At BP Ventures we look beyond a quick financial return from the investments we make. We want to see new technologies deployed into our businesses, and we recognise this takes effort, commitment and specialist skills.

The chance to build new businesses or to support existing ones in BP through access to new technologies, products or business models develop by startups really excites me.

Having an entrepreneurial background, I am thrilled to work for BP Ventures because we are very active corporate investors and portfolio managers, we often request a board seat with premise is to help our companies to commercialise their technologies or products successfully.

2. What have been your greatest successes at your unit?

I have led an investment in MaaS Global, a startup based in Helsinki, Finland which is a leading player in mobility aggregation, with a holistic city offer. The MaaS Global platform provides access to the majority of purchasable transport options within a city, from public transport to non-conventional (ride-hail, bike-sharing), and critically facilitates in-app payment, providing a seamless customer experience. MaaS Global aims to become a carbon-neutral company by offsetting the carbon position of journeys taken through its platform.

BP Ventures invested in FreeWire back in 2017. FreeWire is a technology leader at the intersection of two global megatrends – EV charging and energy storage. Their Boost charger uses existing low-voltage infrastructure coupled with an integrated battery buffer to enable ultrafast charging – eliminating grid upgrades and reducing installation costs & complexity by an order of magnitude.

As a board member, I have been able to guide the company in understanding macroeconomic forces around electric mobility, connect them with large strategic players in the space, contribute through leadership, direction, and strategic thinking around electrified transportation and specifically in terms of entrepreneurship and financing.

3. What have been your biggest challenges?

The biggest challenge is to build and keep a network of stakeholders in a big cooperation as a prerequisite for successful investments.

4. What do you think all CVCs could do better to make it a stronger industry?

Key learnings:

Resilience and high-level support are critical, establishing a CVC arm takes time and high-level support, because of the illiquid nature and the time required for portfolio companies to achieve profitability or an exit. During a down business cycle, a CVC programme might become an easy target to eliminate. Adapting high-level support while navigating senior management changes and expectations is important.

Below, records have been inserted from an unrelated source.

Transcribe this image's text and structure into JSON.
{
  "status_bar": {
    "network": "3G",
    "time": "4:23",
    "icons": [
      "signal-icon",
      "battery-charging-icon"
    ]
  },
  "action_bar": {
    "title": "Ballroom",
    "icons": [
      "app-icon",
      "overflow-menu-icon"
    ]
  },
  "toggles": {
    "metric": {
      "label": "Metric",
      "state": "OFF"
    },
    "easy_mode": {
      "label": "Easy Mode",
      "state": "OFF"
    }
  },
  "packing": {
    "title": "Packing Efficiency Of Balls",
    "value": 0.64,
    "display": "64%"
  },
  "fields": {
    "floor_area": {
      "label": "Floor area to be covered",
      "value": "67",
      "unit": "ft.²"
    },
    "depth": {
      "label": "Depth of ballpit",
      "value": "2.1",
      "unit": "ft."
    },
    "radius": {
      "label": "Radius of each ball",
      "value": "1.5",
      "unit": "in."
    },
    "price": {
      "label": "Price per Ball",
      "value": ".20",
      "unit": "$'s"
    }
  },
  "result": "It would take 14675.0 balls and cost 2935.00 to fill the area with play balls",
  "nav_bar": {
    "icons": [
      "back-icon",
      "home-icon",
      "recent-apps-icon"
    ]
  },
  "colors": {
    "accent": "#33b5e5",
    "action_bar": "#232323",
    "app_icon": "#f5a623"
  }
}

Get the right team with both technical and business skills.

Develop and utilise rigorous screening and investment process, lacking which could lead to shooting from the hip.

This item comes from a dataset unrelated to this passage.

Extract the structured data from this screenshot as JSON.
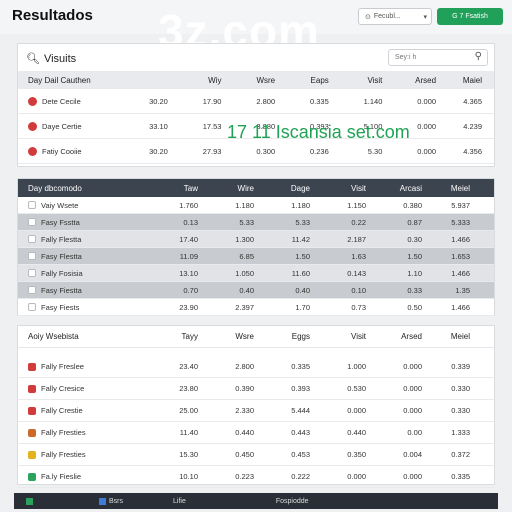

Partnerships are key, building a network takes a long time, the results are seen in pre-qualified investment opportunities and access to companies in stealth mode, through co-investing with other VC, the investments are leveraged, beyond what’s possible with internal R&D.

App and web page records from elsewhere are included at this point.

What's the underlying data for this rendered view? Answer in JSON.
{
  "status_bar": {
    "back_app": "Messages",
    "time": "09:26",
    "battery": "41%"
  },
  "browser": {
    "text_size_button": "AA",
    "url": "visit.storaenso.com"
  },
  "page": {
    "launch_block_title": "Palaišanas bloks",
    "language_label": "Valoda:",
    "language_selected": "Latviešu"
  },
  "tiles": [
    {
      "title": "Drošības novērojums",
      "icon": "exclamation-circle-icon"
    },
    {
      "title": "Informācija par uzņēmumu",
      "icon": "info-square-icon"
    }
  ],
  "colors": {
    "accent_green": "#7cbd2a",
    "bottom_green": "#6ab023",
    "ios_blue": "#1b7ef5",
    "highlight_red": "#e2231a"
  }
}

5. What are some of your corporate parent’s technology needs and corporate strategy amid the pandemic, as well as your CVC unit’s pain points?

Continuity and commitment as well as perseverance are very important in those challenging times. Some corporations have established a CVC arm only to discontinue them after a few years, or in an economic downturn which is not very helpful because most of the startups are not profitable and therefore require continued financing. At BP Ventures we have been able to manoeuvre our portfolio through the crises

6. And, finally, for colour, what did you do prior to CVC or in your spare time?

Before joining BP I held a number of roles at BASF, I started as business development and global key account manager in intermediates. Afterwards, I was looking after BASF Ventures in North America. I led international M&A transactions for various business units in BASF’s M&A group. Prior to BASF, as a PhD student, I co-founded a life sciences company as head of finance. The company went public on the German stock market. Studied biochemistry at a university in Germany and studied economics in St Gallen, Switzerland.

I like hiking, mountain biking, skiing and diving, I was a passionate chess player.